There were plenty of things I kept from my parents when I was a kid because A: I didn’t want to get in trouble and B: I didn’t think they’d understand and . . . I didn’t want to get in trouble. That changed when I became an adult because I couldn’t be punished by them anymore. Also, I came to understand that they understood a lot more than I gave them credit for. Granted, I still didn’t want their disapproval, and that was something I had to get over.
So, to my children who say those three little words even now that they’re grown – get over yourself! I understand that; you’re human, you’re not me and don’t share all of my opinions and beliefs, and that I’m not always going to be happy about every decision you ever make. That’s okay. You’re a grownup now and get to make your own choices and live with your own consequences.
You don’t need to keep anything from me or worry about whether I will disapprove or be upset. I’m a big girl with a big God on my side, not to mention your extremely loving and supportive dad. I can handle anything you can throw at me (some things may require more time than others, but I will eventually always be okay). Never forget that regardless of your choices, actions, and attitudes my three little words to you forever are, “I love you”.
“You will keep him in perfect peace, Whose mind is stayed on You, Because he trusts in You.” -Isaiah 26:3 NKJV
Around the holidays it is so easy to get caught up in the festivities and preparations, to get frazzled and stressed, and to lose focus on what really matters. It’s easy to forget the real reason for the season. I’m as guilty as anyone. 🙋🏻♀️ I lose my peace when I focus on all the “to-do’s” and nothing else. That’s no way to enjoy the season and that’s not how God intends for us to live our lives – all year long.
“Peace I leave with you, My peace I give to you; not as the world gives do I give to you. Let not your heart be troubled, neither let it be afraid.” -John 14:27 NKJV So, the key to a peaceful holiday season? Keep your focus on Christ, trust in Him, and “let not your heart be troubled”.

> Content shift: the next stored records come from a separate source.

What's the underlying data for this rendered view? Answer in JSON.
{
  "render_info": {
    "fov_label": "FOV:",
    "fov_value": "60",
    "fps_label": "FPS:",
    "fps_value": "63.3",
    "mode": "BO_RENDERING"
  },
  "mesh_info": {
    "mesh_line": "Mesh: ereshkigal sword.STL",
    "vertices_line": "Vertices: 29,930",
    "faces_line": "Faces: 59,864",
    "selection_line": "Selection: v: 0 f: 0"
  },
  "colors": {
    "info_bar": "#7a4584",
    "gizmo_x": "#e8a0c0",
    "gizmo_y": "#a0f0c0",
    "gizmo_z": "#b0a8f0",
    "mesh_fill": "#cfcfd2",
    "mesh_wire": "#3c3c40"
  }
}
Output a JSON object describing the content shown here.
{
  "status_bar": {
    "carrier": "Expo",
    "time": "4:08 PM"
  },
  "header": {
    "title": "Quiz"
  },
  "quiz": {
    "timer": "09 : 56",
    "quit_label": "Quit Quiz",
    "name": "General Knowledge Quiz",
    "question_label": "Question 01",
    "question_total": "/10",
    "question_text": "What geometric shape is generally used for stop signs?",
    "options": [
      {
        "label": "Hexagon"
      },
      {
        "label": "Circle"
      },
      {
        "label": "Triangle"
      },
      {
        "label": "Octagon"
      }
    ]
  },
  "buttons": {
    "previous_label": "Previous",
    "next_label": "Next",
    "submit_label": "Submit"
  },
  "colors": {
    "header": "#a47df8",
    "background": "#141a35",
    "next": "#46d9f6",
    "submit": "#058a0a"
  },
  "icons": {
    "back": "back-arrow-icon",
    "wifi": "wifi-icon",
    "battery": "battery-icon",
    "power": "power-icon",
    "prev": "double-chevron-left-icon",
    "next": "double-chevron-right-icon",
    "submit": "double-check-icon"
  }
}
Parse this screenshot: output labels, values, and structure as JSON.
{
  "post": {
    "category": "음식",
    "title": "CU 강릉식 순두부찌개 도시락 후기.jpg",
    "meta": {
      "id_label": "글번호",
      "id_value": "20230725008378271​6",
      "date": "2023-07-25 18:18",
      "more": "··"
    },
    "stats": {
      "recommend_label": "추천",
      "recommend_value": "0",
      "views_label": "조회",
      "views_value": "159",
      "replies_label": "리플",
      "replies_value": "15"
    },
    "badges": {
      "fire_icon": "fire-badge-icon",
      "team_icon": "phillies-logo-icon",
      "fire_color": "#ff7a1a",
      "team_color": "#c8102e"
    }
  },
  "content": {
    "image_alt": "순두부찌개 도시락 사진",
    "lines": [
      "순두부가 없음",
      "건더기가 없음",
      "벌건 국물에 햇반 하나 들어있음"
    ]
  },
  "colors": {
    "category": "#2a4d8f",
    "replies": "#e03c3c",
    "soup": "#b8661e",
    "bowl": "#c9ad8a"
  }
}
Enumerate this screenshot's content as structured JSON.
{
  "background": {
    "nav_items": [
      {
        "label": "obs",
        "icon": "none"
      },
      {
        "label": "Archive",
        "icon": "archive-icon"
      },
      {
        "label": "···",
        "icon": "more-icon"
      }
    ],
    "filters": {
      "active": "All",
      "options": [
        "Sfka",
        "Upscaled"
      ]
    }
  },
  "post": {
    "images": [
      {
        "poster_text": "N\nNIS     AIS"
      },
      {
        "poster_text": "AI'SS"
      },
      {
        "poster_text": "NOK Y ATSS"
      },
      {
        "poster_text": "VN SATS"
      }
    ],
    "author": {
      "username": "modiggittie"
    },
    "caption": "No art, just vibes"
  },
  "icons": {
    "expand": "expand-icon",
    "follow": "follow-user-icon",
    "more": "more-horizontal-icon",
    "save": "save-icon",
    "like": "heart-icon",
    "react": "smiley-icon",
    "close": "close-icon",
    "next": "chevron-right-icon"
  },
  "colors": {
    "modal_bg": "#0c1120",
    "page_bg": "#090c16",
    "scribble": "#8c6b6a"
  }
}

Enjoy time with family and friends, perform random acts of kindness, and help someone in need this Christmas. There are so many opportunities to serve this time of year and no better way I can think of to keep our focus on Christ when we’re out there going and doing. Slow down a little and even just share a smile. The simplest gesture of kindness can go a long way!
Prayers for a peaceful Christmas to you and yours!
The pain of a child is magnified
In the loving heart of its mother
She carries the burden and feels the hurt
more deeply than any other.
Regardless of the child’s age,
she never really lets go.
The apron strings may have been cut,
but with heartstrings it’s never so.
Joy to joy and trial by trial
she watches her baby grow.
Tenderly caring, worrying and wondering
in what direction their life will go.
The happiness of a child is multiplied
in the loving heart of its mother.
She cherishes the smiles and records the laughter
all stored in her memory forever.
Regardless of the child’s age,
she lives for those happy moments.
Their laughter is music to her ears.
Her children fill up her senses.
Their smiles are her treasure,
their hugs her fortune,
and when they say, “I love you”
her day is won!
The life of a child is held forever
in the loving heart of its mother.
The deepest pain, the greatest joy,
The heart of a mother is like no other.